He had a "deep love" and "deep hope" for the church and "didn't hesitate to be critical of the church that he loved when he saw that criticism was needed," said Bochen, who co-edited Merton works with Shannon.
Bochen currently holds the William H. Shannon Chair in Catholic Studies at Nazareth College. The chair -- made possible by a gift from the Chester and Dorris Carlson Charitable Trust -- and a lecture series at Nazareth College are named in his honor. Shannon himself gave a gift to the Lorette Wilmot Library at the college for the Merton Room, which houses books on and by Merton as well as archival material.
In his diocesan newspaper, The Catholic Courier, Rochester Bishop Matthew Clark called Shannon "a giant in the presbyterate of our diocese."
Shannon was a commentator at Clark's installation as bishop in 1979.
"I first met him when I had a chance that evening to thank him for his willingness to do that work," Clark wrote. "He was gracious to me as always and added that he would always be glad to be of help.
"Experience over the years since proved to me how genuine and sincere were his words to me that evening. He has been over those years a spiritual guide, theological adviser, encouraging friend. I always appreciate that he understood the office of bishop very well — its opportunities, its limitations; and how the ministry, while subject to objective analysis, is always embodied and lived out by limited human beings. He understood the humanness, the unfolding, the becoming."
St. Joseph Sr. Barbara Staropoli worked with Shannon in campus ministry at Nazareth College in the early 1970s, and she became friends with the colleague who had a clear mind and "a beautiful, clear writing style."
He lived at the motherhouse for most of the time since 1946. At the motherhouse, he was the chaplain since 1980, but he also became an associate of the sisters and was nicknamed a "Sister of St. Joseph in spirit," "The Mister of St. Joseph," and "our Bill." In his casket, the sisters placed a Sisters of St. Joseph profession cross and the documents from the Second Vatican Council.
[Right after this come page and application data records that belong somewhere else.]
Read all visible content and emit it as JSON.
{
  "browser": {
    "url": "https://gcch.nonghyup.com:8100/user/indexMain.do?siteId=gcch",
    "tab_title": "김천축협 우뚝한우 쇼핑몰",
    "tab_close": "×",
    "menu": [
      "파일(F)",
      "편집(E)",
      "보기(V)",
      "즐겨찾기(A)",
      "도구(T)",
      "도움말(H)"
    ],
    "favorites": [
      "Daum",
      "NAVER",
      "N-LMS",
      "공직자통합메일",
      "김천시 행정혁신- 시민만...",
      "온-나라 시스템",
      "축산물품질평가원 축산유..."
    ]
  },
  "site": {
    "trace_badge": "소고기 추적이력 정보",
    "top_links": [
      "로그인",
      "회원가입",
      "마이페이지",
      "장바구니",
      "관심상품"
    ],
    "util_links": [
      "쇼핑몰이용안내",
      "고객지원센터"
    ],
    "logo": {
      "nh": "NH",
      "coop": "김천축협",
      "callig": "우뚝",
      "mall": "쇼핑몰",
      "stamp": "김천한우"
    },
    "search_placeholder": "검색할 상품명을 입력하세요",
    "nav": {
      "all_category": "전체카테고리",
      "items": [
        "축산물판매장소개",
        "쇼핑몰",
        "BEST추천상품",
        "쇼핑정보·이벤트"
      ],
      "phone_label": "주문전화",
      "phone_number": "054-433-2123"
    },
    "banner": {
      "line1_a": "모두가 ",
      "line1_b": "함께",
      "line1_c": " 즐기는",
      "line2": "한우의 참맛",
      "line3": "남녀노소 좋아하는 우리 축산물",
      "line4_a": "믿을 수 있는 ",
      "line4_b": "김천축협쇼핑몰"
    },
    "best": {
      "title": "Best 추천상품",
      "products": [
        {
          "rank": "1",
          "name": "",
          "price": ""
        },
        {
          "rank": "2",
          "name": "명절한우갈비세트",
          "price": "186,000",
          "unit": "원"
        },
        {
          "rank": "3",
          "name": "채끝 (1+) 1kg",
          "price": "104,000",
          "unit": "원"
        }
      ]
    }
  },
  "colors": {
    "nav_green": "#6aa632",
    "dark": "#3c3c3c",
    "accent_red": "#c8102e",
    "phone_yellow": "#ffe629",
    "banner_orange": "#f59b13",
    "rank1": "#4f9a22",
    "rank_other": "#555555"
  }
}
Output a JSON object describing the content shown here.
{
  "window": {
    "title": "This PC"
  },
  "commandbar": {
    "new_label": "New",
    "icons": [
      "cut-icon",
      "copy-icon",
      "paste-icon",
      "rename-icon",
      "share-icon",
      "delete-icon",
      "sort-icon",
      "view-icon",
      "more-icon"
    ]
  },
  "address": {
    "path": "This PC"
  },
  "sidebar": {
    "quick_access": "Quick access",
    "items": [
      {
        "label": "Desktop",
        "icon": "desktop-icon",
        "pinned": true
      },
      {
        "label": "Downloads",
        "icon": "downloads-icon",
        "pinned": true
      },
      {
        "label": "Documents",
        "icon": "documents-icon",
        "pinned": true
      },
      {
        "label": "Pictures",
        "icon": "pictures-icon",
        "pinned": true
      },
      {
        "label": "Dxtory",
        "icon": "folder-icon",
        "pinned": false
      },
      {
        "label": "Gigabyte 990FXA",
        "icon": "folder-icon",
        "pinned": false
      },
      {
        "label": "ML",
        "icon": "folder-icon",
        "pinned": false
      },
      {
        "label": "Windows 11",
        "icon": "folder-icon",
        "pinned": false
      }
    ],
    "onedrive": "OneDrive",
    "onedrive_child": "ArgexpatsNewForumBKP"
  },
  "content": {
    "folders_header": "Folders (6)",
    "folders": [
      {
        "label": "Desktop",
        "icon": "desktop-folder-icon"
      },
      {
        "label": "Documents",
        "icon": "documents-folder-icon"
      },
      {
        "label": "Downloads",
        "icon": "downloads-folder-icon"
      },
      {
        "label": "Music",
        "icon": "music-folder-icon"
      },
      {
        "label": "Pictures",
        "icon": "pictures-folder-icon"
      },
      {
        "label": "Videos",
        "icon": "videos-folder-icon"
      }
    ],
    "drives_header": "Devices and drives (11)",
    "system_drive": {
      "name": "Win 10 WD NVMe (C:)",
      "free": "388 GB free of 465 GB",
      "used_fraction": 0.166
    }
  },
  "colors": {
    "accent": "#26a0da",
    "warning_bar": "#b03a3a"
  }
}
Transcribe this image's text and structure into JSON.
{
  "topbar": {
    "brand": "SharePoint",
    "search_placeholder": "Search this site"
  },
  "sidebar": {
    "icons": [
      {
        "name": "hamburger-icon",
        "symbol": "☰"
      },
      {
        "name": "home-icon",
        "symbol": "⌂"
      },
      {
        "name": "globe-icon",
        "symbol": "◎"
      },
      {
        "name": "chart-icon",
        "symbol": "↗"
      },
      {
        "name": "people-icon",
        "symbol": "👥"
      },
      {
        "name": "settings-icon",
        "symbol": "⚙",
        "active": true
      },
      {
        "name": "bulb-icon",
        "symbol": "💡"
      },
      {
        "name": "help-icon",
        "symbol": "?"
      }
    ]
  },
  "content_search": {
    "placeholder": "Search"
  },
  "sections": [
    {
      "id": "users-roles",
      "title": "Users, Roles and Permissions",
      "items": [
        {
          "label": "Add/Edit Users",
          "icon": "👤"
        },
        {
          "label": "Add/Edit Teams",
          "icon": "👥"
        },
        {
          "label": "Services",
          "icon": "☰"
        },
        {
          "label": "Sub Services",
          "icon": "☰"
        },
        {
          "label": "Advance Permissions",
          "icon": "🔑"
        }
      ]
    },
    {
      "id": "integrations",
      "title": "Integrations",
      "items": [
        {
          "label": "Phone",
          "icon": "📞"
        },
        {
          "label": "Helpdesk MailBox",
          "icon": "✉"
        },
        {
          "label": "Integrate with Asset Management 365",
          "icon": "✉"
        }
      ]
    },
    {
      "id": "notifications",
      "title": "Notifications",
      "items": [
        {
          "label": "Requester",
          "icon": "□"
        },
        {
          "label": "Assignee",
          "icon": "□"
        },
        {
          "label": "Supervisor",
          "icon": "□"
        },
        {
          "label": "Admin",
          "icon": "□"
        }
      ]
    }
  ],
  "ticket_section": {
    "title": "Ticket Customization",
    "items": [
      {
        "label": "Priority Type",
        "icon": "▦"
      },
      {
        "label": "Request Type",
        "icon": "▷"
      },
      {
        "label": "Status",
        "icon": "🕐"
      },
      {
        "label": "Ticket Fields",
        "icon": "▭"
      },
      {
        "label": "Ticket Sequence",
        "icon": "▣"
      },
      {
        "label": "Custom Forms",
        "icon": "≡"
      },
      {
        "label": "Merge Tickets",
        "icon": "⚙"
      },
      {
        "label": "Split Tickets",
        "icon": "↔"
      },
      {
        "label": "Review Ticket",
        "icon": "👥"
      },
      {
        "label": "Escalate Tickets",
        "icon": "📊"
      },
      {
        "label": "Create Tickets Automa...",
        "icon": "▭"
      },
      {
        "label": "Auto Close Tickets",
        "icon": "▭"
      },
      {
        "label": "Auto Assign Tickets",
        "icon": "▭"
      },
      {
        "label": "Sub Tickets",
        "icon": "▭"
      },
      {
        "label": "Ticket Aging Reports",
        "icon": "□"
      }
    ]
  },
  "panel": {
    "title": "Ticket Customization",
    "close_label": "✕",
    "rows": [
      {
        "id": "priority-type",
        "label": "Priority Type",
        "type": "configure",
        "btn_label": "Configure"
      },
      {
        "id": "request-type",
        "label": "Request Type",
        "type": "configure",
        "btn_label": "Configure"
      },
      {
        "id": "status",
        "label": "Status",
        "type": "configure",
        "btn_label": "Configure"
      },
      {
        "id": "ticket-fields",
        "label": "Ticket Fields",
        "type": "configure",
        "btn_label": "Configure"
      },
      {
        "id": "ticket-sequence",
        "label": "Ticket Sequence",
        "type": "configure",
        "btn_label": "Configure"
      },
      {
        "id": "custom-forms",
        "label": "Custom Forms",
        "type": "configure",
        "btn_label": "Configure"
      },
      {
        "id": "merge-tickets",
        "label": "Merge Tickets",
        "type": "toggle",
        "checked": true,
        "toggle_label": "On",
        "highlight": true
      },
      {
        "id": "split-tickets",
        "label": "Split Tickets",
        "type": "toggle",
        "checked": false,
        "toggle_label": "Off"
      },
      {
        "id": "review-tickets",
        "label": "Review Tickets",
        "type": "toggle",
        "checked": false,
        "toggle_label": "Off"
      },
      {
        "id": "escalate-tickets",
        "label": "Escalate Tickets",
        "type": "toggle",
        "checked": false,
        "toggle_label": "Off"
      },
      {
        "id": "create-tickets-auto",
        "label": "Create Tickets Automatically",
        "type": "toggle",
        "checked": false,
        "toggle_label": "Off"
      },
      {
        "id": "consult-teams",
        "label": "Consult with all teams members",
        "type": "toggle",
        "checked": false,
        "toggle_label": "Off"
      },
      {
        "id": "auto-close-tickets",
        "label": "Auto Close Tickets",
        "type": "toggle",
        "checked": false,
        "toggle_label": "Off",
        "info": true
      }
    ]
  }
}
He presided at more than 100 funerals of the sisters, and his book Cloud of Witnesses was made up of those homilies.
Colleague and friend Paul Pearson, the current director of the Merton center at Bellarmine and treasurer and resident secretary of the society, first met Shannon when Shannon was in England in the mid-1980s giving retreats and talks on Merton. They stayed in touch after that.
"He was a deeply pastoral man, deeply caring," Pearson said. When Pearson's wife gave birth to twins prematurely and they had health problems, Shannon made the twins part of his prayer ministry. The concern and sweetness of Shannon during that time stays with Pearson to this day.
Shannon's biography of Merton, Silent Lamp: The Thomas Merton Story, is the Merton biography Pearson recommends to people because Shannon wrote in such an approachable way.
"He understood Merton," Pearson said. "He could draw the reader in."
In Shannon's later years, if he knew you were coming over, he would move from his desk to his easy chair, even though it took 20 to 30 minutes because of his arthritis, so he could sit across from you, Pearson said.
Some months ago, he stopped presiding at liturgy for the sisters because he was getting too weak, Weis said. Not being able to say Mass bothered him, but he would continue to write Sunday homilies, she said.
In his last book, the one on conversions, he wrote, with hints of Merton: "Each of us, right now, at this very moment is as fully in the presence of God as we shall ever be. Even in heaven we shall not be any more fully in the presence of God than we are at this moment. The enormous difference heaven will make is that in heaven we shall be fully and always aware that we are in the presence of God."
[Zoe Ryan is an NCR staff writer. Her email address is email@example.com.]